## TASK TO CARRY OUT
Return the records below in full. Keep every word exact and skip the images.
[EXTRACTED MATERIAL Boundary: Start]
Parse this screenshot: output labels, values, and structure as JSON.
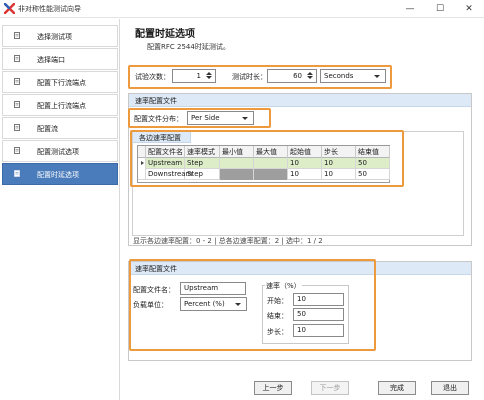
{
  "window": {
    "title": "非对称性能测试向导"
  },
  "nav": [
    {
      "label": "选择测试项",
      "active": false
    },
    {
      "label": "选择端口",
      "active": false
    },
    {
      "label": "配置下行流端点",
      "active": false
    },
    {
      "label": "配置上行流端点",
      "active": false
    },
    {
      "label": "配置流",
      "active": false
    },
    {
      "label": "配置测试选项",
      "active": false
    },
    {
      "label": "配置时延选项",
      "active": true
    }
  ],
  "header": {
    "title": "配置时延选项",
    "subtitle": "配置RFC 2544时延测试。"
  },
  "trial": {
    "count_label": "试验次数：",
    "count_value": "1",
    "duration_label": "测试时长：",
    "duration_value": "60",
    "unit": "Seconds"
  },
  "rate_profile": {
    "group_title": "速率配置文件",
    "distribution_label": "配置文件分布：",
    "distribution_value": "Per Side",
    "table_tab": "各边速率配置",
    "columns": [
      "配置文件名",
      "速率模式",
      "最小值",
      "最大值",
      "起始值",
      "步长",
      "结束值"
    ],
    "rows": [
      [
        "Upstream",
        "Step",
        "",
        "",
        "10",
        "10",
        "50"
      ],
      [
        "Downstream",
        "Step",
        "",
        "",
        "10",
        "10",
        "50"
      ]
    ],
    "status": "显示各边速率配置：0 - 2 | 总各边速率配置：2 | 选中：1 / 2"
  },
  "rate_file": {
    "group_title": "速率配置文件",
    "name_label": "配置文件名：",
    "name_value": "Upstream",
    "load_unit_label": "负载单位：",
    "load_unit_value": "Percent (%)",
    "rate_legend": "速率（%）",
    "start_label": "开始：",
    "start_value": "10",
    "end_label": "结束：",
    "end_value": "50",
    "step_label": "步长：",
    "step_value": "10"
  },
  "buttons": {
    "prev": "上一步",
    "next": "下一步",
    "finish": "完成",
    "exit": "退出"
  },
  "colors": {
    "accent": "#4a7bbb",
    "highlight": "#ec9a3d",
    "selected_row": "#dcedc8",
    "disabled_cell": "#9e9e9e"
  }
}
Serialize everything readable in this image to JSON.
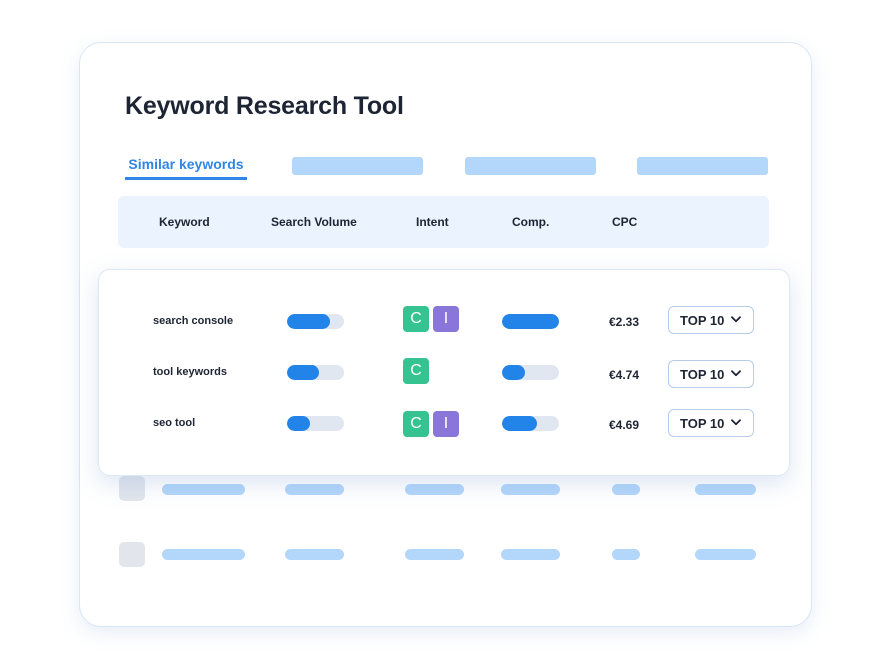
{
  "app": {
    "title": "Keyword Research Tool"
  },
  "tabs": {
    "active_label": "Similar keywords"
  },
  "columns": {
    "keyword": "Keyword",
    "search_volume": "Search Volume",
    "intent": "Intent",
    "comp": "Comp.",
    "cpc": "CPC"
  },
  "rows": [
    {
      "keyword": "search console",
      "search_volume_level": 0.75,
      "intent": [
        "C",
        "I"
      ],
      "comp_level": 1.0,
      "cpc": "€2.33",
      "rank": "TOP 10"
    },
    {
      "keyword": "tool keywords",
      "search_volume_level": 0.57,
      "intent": [
        "C"
      ],
      "comp_level": 0.4,
      "cpc": "€4.74",
      "rank": "TOP 10"
    },
    {
      "keyword": "seo tool",
      "search_volume_level": 0.4,
      "intent": [
        "C",
        "I"
      ],
      "comp_level": 0.62,
      "cpc": "€4.69",
      "rank": "TOP 10"
    }
  ],
  "colors": {
    "accent": "#2f86e6",
    "bar_fill": "#2283e8",
    "bar_track": "#e0e7f1",
    "badge_c": "#35c392",
    "badge_i": "#8a76d8",
    "placeholder": "#b3d6fb"
  },
  "icons": {
    "dropdown": "chevron-down-icon"
  }
}
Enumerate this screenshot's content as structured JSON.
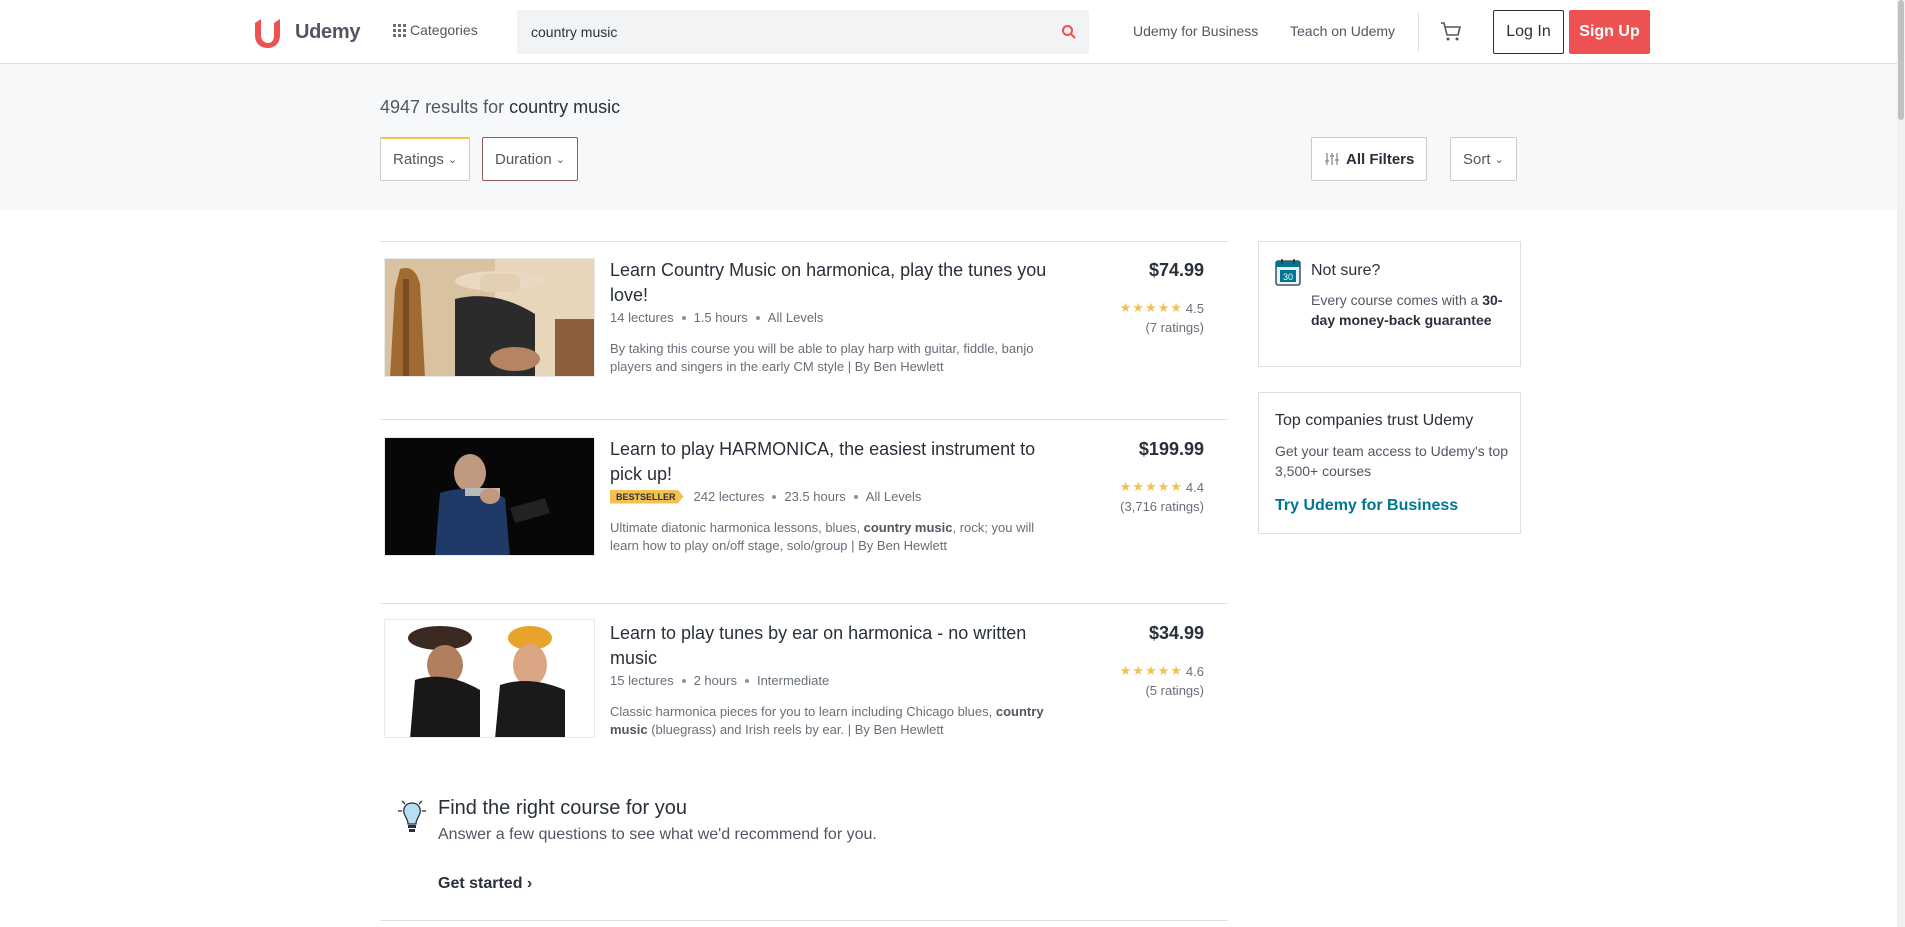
{
  "header": {
    "logo_text": "Udemy",
    "categories_label": "Categories",
    "search_value": "country music",
    "nav_business": "Udemy for Business",
    "nav_teach": "Teach on Udemy",
    "login_label": "Log In",
    "signup_label": "Sign Up"
  },
  "results": {
    "count": "4947",
    "label": "results for",
    "query": "country music"
  },
  "filters": {
    "ratings": "Ratings",
    "duration": "Duration",
    "all_filters": "All Filters",
    "sort": "Sort"
  },
  "courses": [
    {
      "title": "Learn Country Music on harmonica, play the tunes you love!",
      "badge": "",
      "lectures": "14 lectures",
      "hours": "1.5 hours",
      "level": "All Levels",
      "description": "By taking this course you will be able to play harp with guitar, fiddle, banjo players and singers in the early CM style | By Ben Hewlett",
      "price": "$74.99",
      "rating": "4.5",
      "rating_count": "(7 ratings)"
    },
    {
      "title": "Learn to play HARMONICA, the easiest instrument to pick up!",
      "badge": "BESTSELLER",
      "lectures": "242 lectures",
      "hours": "23.5 hours",
      "level": "All Levels",
      "description_before": "Ultimate diatonic harmonica lessons, blues, ",
      "description_bold": "country music",
      "description_after": ", rock; you will learn how to play on/off stage, solo/group | By Ben Hewlett",
      "price": "$199.99",
      "rating": "4.4",
      "rating_count": "(3,716 ratings)"
    },
    {
      "title": "Learn to play tunes by ear on harmonica - no written music",
      "badge": "",
      "lectures": "15 lectures",
      "hours": "2 hours",
      "level": "Intermediate",
      "description_before": "Classic harmonica pieces for you to learn including Chicago blues, ",
      "description_bold": "country music",
      "description_after": " (bluegrass) and Irish reels by ear. | By Ben Hewlett",
      "price": "$34.99",
      "rating": "4.6",
      "rating_count": "(5 ratings)"
    }
  ],
  "find_course": {
    "title": "Find the right course for you",
    "subtitle": "Answer a few questions to see what we'd recommend for you.",
    "link": "Get started ›"
  },
  "sidebar": {
    "not_sure_title": "Not sure?",
    "not_sure_text": "Every course comes with a",
    "not_sure_bold": "30-day money-back guarantee",
    "calendar_number": "30",
    "companies_title": "Top companies trust Udemy",
    "companies_text": "Get your team access to Udemy's top 3,500+ courses",
    "companies_link": "Try Udemy for Business"
  },
  "colors": {
    "brand_red": "#ec5252",
    "star_yellow": "#f4c150",
    "link_teal": "#007791"
  }
}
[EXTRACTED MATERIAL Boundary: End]
## RESPONSE AREA
Parse this screenshot: output labels, values, and structure as JSON.
{
  "window": {
    "title": "非对称性能测试向导"
  },
  "nav": [
    {
      "label": "选择测试项",
      "active": false
    },
    {
      "label": "选择端口",
      "active": false
    },
    {
      "label": "配置下行流端点",
      "active": false
    },
    {
      "label": "配置上行流端点",
      "active": false
    },
    {
      "label": "配置流",
      "active": false
    },
    {
      "label": "配置测试选项",
      "active": false
    },
    {
      "label": "配置时延选项",
      "active": true
    }
  ],
  "header": {
    "title": "配置时延选项",
    "subtitle": "配置RFC 2544时延测试。"
  },
  "trial": {
    "count_label": "试验次数：",
    "count_value": "1",
    "duration_label": "测试时长：",
    "duration_value": "60",
    "unit": "Seconds"
  },
  "rate_profile": {
    "group_title": "速率配置文件",
    "distribution_label": "配置文件分布：",
    "distribution_value": "Per Side",
    "table_tab": "各边速率配置",
    "columns": [
      "配置文件名",
      "速率模式",
      "最小值",
      "最大值",
      "起始值",
      "步长",
      "结束值"
    ],
    "rows": [
      [
        "Upstream",
        "Step",
        "",
        "",
        "10",
        "10",
        "50"
      ],
      [
        "Downstream",
        "Step",
        "",
        "",
        "10",
        "10",
        "50"
      ]
    ],
    "status": "显示各边速率配置：0 - 2 | 总各边速率配置：2 | 选中：1 / 2"
  },
  "rate_file": {
    "group_title": "速率配置文件",
    "name_label": "配置文件名：",
    "name_value": "Upstream",
    "load_unit_label": "负载单位：",
    "load_unit_value": "Percent (%)",
    "rate_legend": "速率（%）",
    "start_label": "开始：",
    "start_value": "10",
    "end_label": "结束：",
    "end_value": "50",
    "step_label": "步长：",
    "step_value": "10"
  },
  "buttons": {
    "prev": "上一步",
    "next": "下一步",
    "finish": "完成",
    "exit": "退出"
  },
  "colors": {
    "accent": "#4a7bbb",
    "highlight": "#ec9a3d",
    "selected_row": "#dcedc8",
    "disabled_cell": "#9e9e9e"
  }
}
Serialize everything readable in this image to JSON.
{
  "app": {
    "title": "Keyword Research Tool"
  },
  "tabs": {
    "active_label": "Similar keywords"
  },
  "columns": {
    "keyword": "Keyword",
    "search_volume": "Search Volume",
    "intent": "Intent",
    "comp": "Comp.",
    "cpc": "CPC"
  },
  "rows": [
    {
      "keyword": "search console",
      "search_volume_level": 0.75,
      "intent": [
        "C",
        "I"
      ],
      "comp_level": 1.0,
      "cpc": "€2.33",
      "rank": "TOP 10"
    },
    {
      "keyword": "tool keywords",
      "search_volume_level": 0.57,
      "intent": [
        "C"
      ],
      "comp_level": 0.4,
      "cpc": "€4.74",
      "rank": "TOP 10"
    },
    {
      "keyword": "seo tool",
      "search_volume_level": 0.4,
      "intent": [
        "C",
        "I"
      ],
      "comp_level": 0.62,
      "cpc": "€4.69",
      "rank": "TOP 10"
    }
  ],
  "colors": {
    "accent": "#2f86e6",
    "bar_fill": "#2283e8",
    "bar_track": "#e0e7f1",
    "badge_c": "#35c392",
    "badge_i": "#8a76d8",
    "placeholder": "#b3d6fb"
  },
  "icons": {
    "dropdown": "chevron-down-icon"
  }
}
Enumerate this screenshot's content as structured JSON.
{
  "header": {
    "logo_text": "Udemy",
    "categories_label": "Categories",
    "search_value": "country music",
    "nav_business": "Udemy for Business",
    "nav_teach": "Teach on Udemy",
    "login_label": "Log In",
    "signup_label": "Sign Up"
  },
  "results": {
    "count": "4947",
    "label": "results for",
    "query": "country music"
  },
  "filters": {
    "ratings": "Ratings",
    "duration": "Duration",
    "all_filters": "All Filters",
    "sort": "Sort"
  },
  "courses": [
    {
      "title": "Learn Country Music on harmonica, play the tunes you love!",
      "badge": "",
      "lectures": "14 lectures",
      "hours": "1.5 hours",
      "level": "All Levels",
      "description": "By taking this course you will be able to play harp with guitar, fiddle, banjo players and singers in the early CM style | By Ben Hewlett",
      "price": "$74.99",
      "rating": "4.5",
      "rating_count": "(7 ratings)"
    },
    {
      "title": "Learn to play HARMONICA, the easiest instrument to pick up!",
      "badge": "BESTSELLER",
      "lectures": "242 lectures",
      "hours": "23.5 hours",
      "level": "All Levels",
      "description_before": "Ultimate diatonic harmonica lessons, blues, ",
      "description_bold": "country music",
      "description_after": ", rock; you will learn how to play on/off stage, solo/group | By Ben Hewlett",
      "price": "$199.99",
      "rating": "4.4",
      "rating_count": "(3,716 ratings)"
    },
    {
      "title": "Learn to play tunes by ear on harmonica - no written music",
      "badge": "",
      "lectures": "15 lectures",
      "hours": "2 hours",
      "level": "Intermediate",
      "description_before": "Classic harmonica pieces for you to learn including Chicago blues, ",
      "description_bold": "country music",
      "description_after": " (bluegrass) and Irish reels by ear. | By Ben Hewlett",
      "price": "$34.99",
      "rating": "4.6",
      "rating_count": "(5 ratings)"
    }
  ],
  "find_course": {
    "title": "Find the right course for you",
    "subtitle": "Answer a few questions to see what we'd recommend for you.",
    "link": "Get started ›"
  },
  "sidebar": {
    "not_sure_title": "Not sure?",
    "not_sure_text": "Every course comes with a",
    "not_sure_bold": "30-day money-back guarantee",
    "calendar_number": "30",
    "companies_title": "Top companies trust Udemy",
    "companies_text": "Get your team access to Udemy's top 3,500+ courses",
    "companies_link": "Try Udemy for Business"
  },
  "colors": {
    "brand_red": "#ec5252",
    "star_yellow": "#f4c150",
    "link_teal": "#007791"
  }
}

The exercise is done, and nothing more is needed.